National News

Ukrainian Brothers’ Music Calls For Peace in War-Torn Country

Scythian performs at the Appaloosa Festival in Alexandria, Virginia. (Photos: Courtesy of Scythian)

When the Knights of Columbus held an awards ceremony on the eve of its recent 141st Supreme Convention, guests were treated to a performance by the Celtic folk band Scythian. 

The world-renowned group is fronted by two brothers, Alexander and Danylo Fedoryka, the sons of Ukrainian immigrant parents. Both brothers sing and write songs, with Alex playing fiddle, mandolin, and bass, and Dan on rhythm guitar and accordion, along with band members Ethan Dean on electric and upright bass and Johnny Rees on drums. 

Their current mission is to help raise awareness about the war in Ukraine by using their music to help instill their message for peace and unity. 

Alex and Dan are among 10 children in the Fedoryka family, with many performing alongside them in concert and on videos and albums. Their mother, Irene, was a Juilliard-trained concert pianist, who gave up performing to raise a family but not before teaching her kids all the instruments they would ultimately excel at. 

Inspired by their mother, they originally performed classical music as a family band at churches, nursing homes, and Rotary clubs, which ultimately led to a performance at the Kennedy Center as kids at the Wolf Trap Children’s Festival. According to Dan, it was during college that he and his brother discovered folk music. 

“My brother Alex has been a bass violinist since he was three years old, when one night he heard Irish hill music and was mesmerized by it. He said, ‘I want to do that,’ and he started learning as much as he could about it,” explained Dan. “I just taught myself guitar at the time and he promised me that if I would learn how to back him up that we would get to see the world together.” 

The brothers, who grew up in the Shenandoah Valley, eventually entered the seminary at the Archdiocese of Philadelphia Ukrainian Church, and began playing music on the weekends. Their love of Celtic music started with street performances in their hometown of Alexandria, Virginia. The positive response garnered them hundreds of fans on social media who began to follow them from show to show. 

Dan Fedoryka plays guitar while brother Alex plays fiddle at the annual meeting of the Knights of Columbus.

That’s when they formed their current band with Dean and Rees, and started performing in Irish pubs, where over 300 people would come to see and hear them. So 18 years ago, they all decided to quit their jobs on the same day and devote their full attention to performing their unique brand of Ukrainian, Irish, country, folk, and bluegrass music. 

Dan calls himself and his brother “happily Catholic” and recalls, “It’s been a wild ride. We started out as street performers and ultimately closed out the main stage after Pope Benedict. We played for the president on St. Patrick’s Day at the Speaker of the House luncheon, and now we’re headlining our current tour.” 

Dan says their parents escaped from Ukraine when the Iron Curtain came down in 1989. 

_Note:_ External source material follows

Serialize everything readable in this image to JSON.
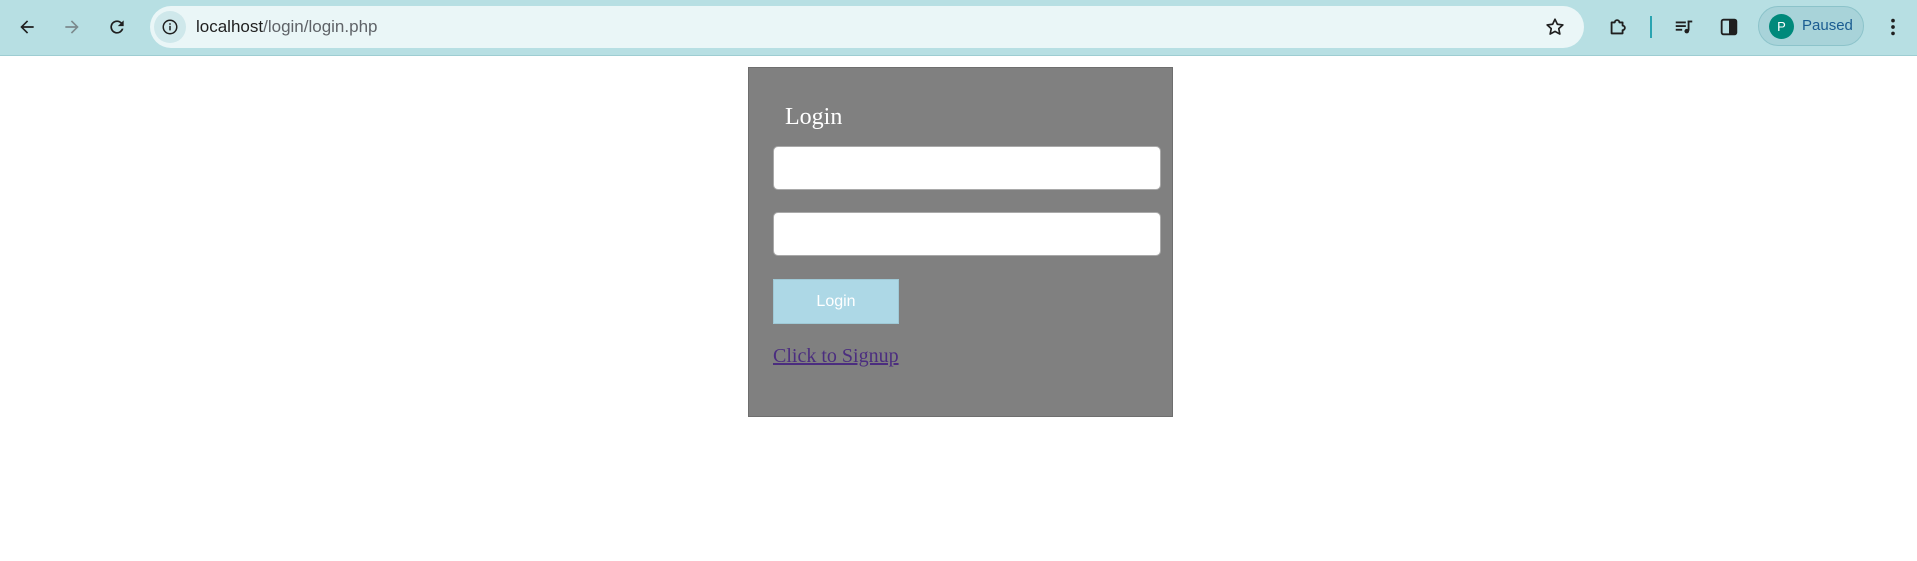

“As a result of what our family endured, we grew up with deep gratitude for our faith,” he explained. “My mother always prayed her devotions to the holy face of Jesus and Our Lady of Fatima. She prayed the rosary every day. We were very poor growing up so we all prayed, and God always answered our prayers.” 

While Irene stayed at home to care for the children, their father, Damian, worked double shifts on paper routes in the morning and then would go to Christendom College in Front Royal, Virginia, where he was a professor. 

Irene Fedoryka died of cancer 13 years ago, but not before she impressed upon her children the beauty of music. “She always taught us that music was a gift that was given to us to make people happy,” Dan recalled. 

He explained that he and Alex reasoned that pop music was of the moment, and what they wanted to create were songs with a transcendent quality. “Our intention is to just let people lay aside their inhibitions for a while and let themselves enjoy the music we perform at our shows. We want to see everyone up and dancing and having a wonderful time together,” he added. 

“People continue to follow us. They tell us that we’re like the Grateful Dead but without drugs,” laughed Dan. “And there certainly is a high when the show is done, but it’s a high of joy.” 

Scythian has released 16 albums, with their most recent being last year’s critically acclaimed “Christmas Out at Sea,” their very first Christmas collection. 

The brothers have written a number of memorable songs, including “Galway City on a Saturday Night,” “Virginia,” “Lament of the Coal Miner’s Wife,” and “The Flight.” 

As far as the war in Ukraine, Dan admits that it has been a struggle for his family to endure. “The only thing that can stop this is prayer, and I really believe that prayer is more powerful than tanks and guns,” he said. 

“That’s the question that every Catholic has to ask themselves,” he added. “Our hope is to keep the culture alive.